Our recent cruise took us to Key West but we did not have time to have a meal there.

Later on the cruise we did have a wonderful local food
experience in the Lake District of Chile. We went ashore at Puerto Montt with Chef Noelle from the Oceania Cruise Line’s ship, Marina. We took a bus to the market where we met Chef Richard. 

He took us through the market. We saw freshly caught fish, the largest mussels I have ever seen, beautiful fresh vegetables and fruits. While talking to us about the food of the region, he was purchasing what looked best for a meal he would cook for us.

We went to the nearby German influenced town of Puerto Varas where beautiful roses grow everywhere. The photos in this post were taken in the market and Puerto Varas.

While we were in and around the town square Chef Richard was cooking. When we returned to the restaurant an amazing meal was ready.

We started with raw mussels sprinkled with lime juice.

Fresh sea urchin was next.

Ceviche with dried kelp followed.

A creamy herb soup with smoked mussels was then served.

A pomfret filet, steamed asparagus and roasted potatoes were the main course.

Dessert was a silky sabayon with fresh cherries with a touch of a local liquor infused.

Chilean wines and beers accompanied the meal.

When we were done Chef Richard sat down and chatted about food and life in Chile.

We were happy travellers on our way back to the ship.


  1. That meal sounds delicious, Bill! I'm glad you met up with Chef Richard. And you make some interesting points about crime-fictional food, too. I'm thinking, for instance, of Andrea Camilleri's Salvo Montalbano, for whom good food is just a natural part of life. The same is true for Martin Walker's 'Bruno' Corrèges series. Where he lives, good food i a simple, but important, part of life. It's taken seriously, if that makes sense.

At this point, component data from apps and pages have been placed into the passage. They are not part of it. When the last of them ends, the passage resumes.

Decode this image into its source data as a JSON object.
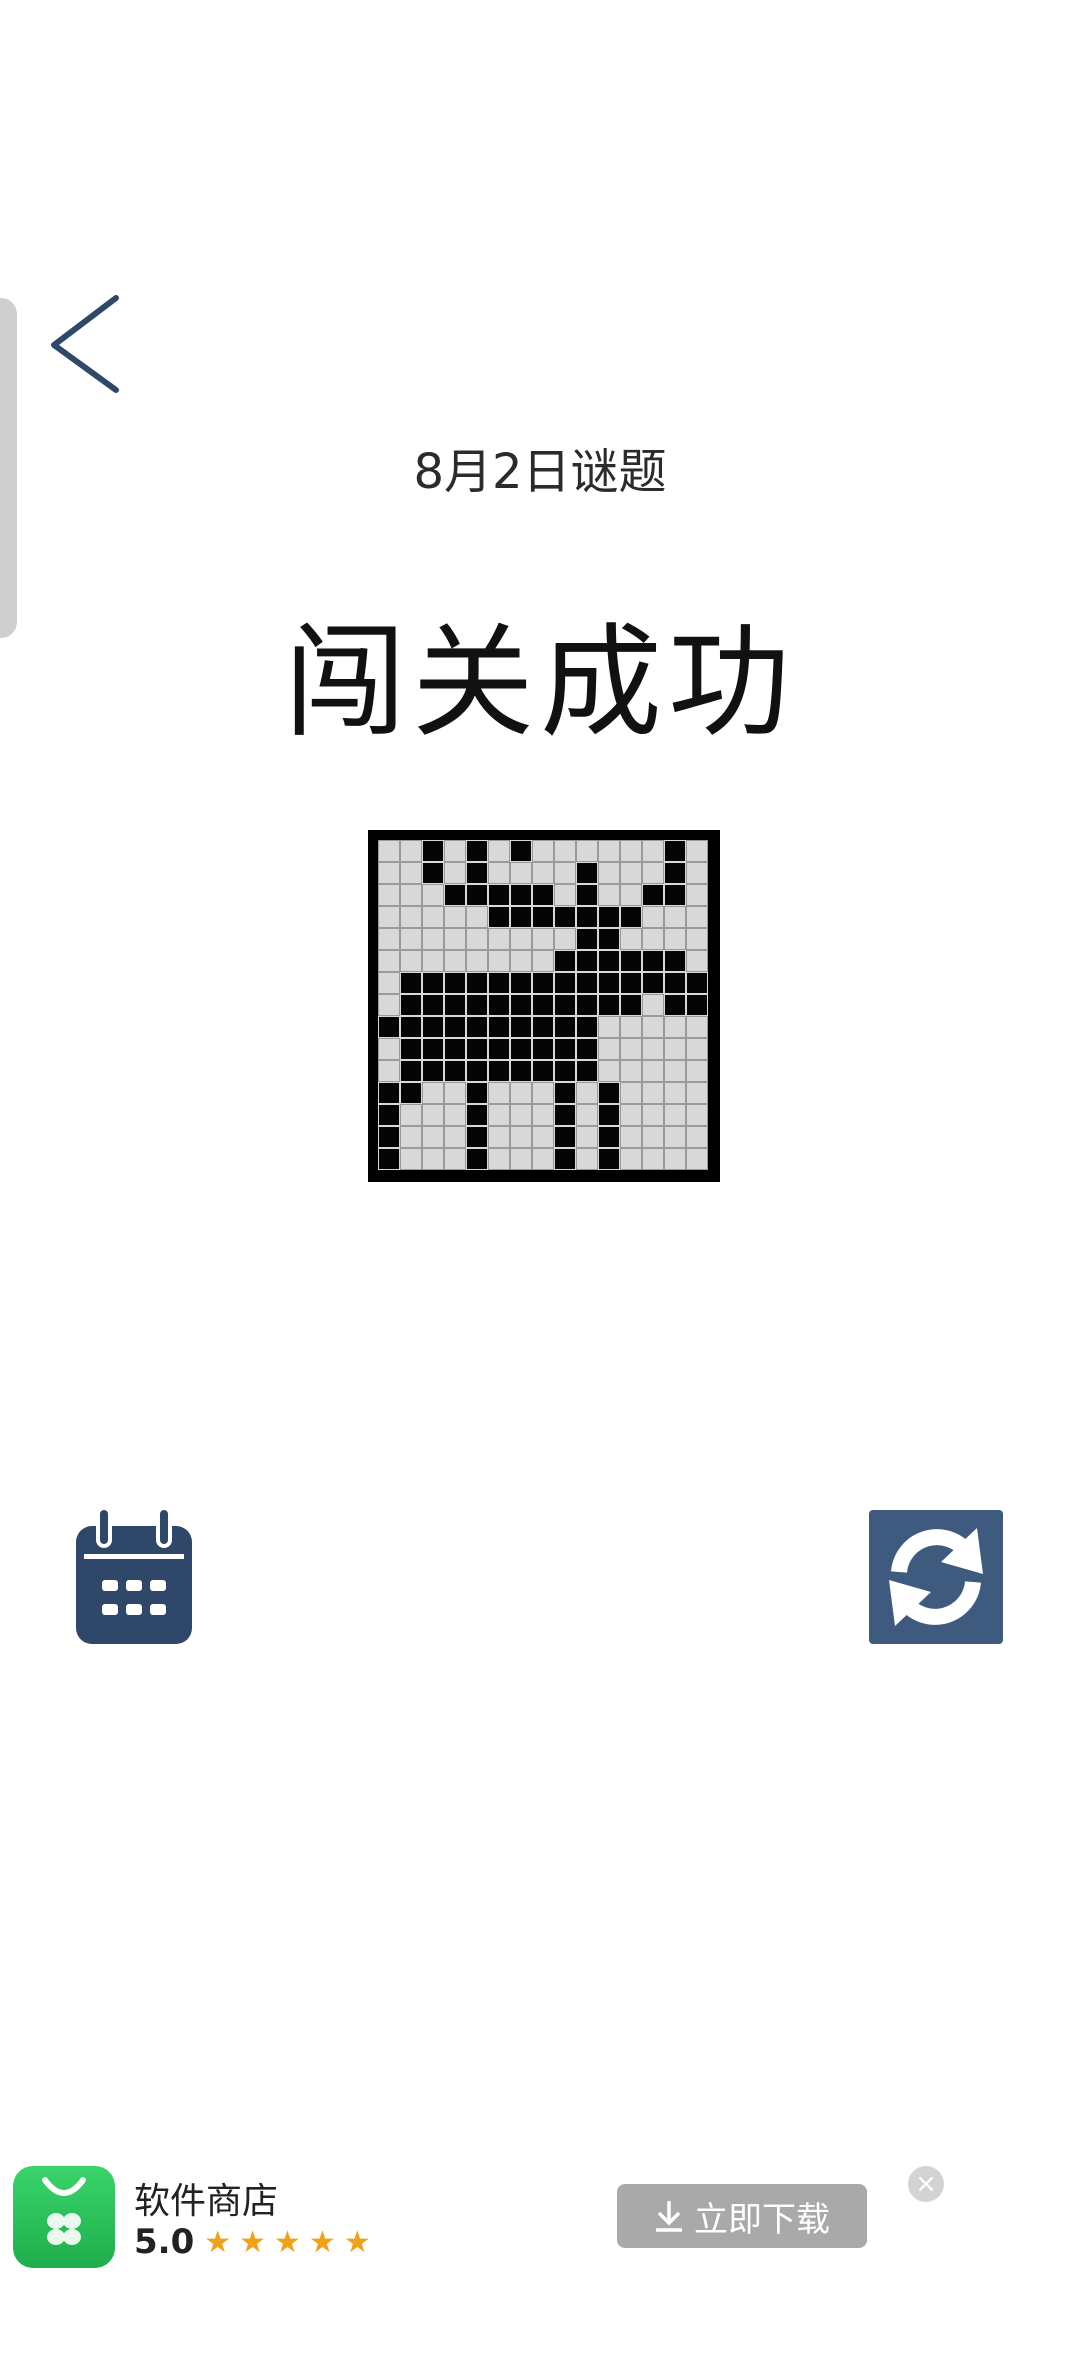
{
  "header": {
    "puzzle_date": "8月2日谜题",
    "result_title": "闯关成功"
  },
  "icons": {
    "back": "back-arrow-icon",
    "calendar": "calendar-icon",
    "refresh": "refresh-icon"
  },
  "colors": {
    "navy": "#2f4768",
    "refresh_bg": "#3f5a7f"
  },
  "solution_grid": [
    "..#.#.#......#.",
    "..#.#....#...#.",
    "...#####.#..##.",
    ".....#######...",
    ".........##....",
    "........######.",
    ".###############",
    ".###########.###",
    "##########.....",
    ".#########.....",
    ".#########.....",
    "##..#...#.#....",
    "#...#...#.#....",
    "#...#...#.#....",
    "#...#...#.#...."
  ],
  "ad": {
    "app_name": "软件商店",
    "rating": "5.0",
    "stars": 5,
    "download_label": "立即下载",
    "close_symbol": "×"
  }
}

    1. Margot: Thanks for the comment. I agree food enhances much crime fiction. I found it interesting that both of your examples involve European sleuths. It has been some time since you did a "pie" analysis. You could consider which area of the world has the most sleuths devoted to food.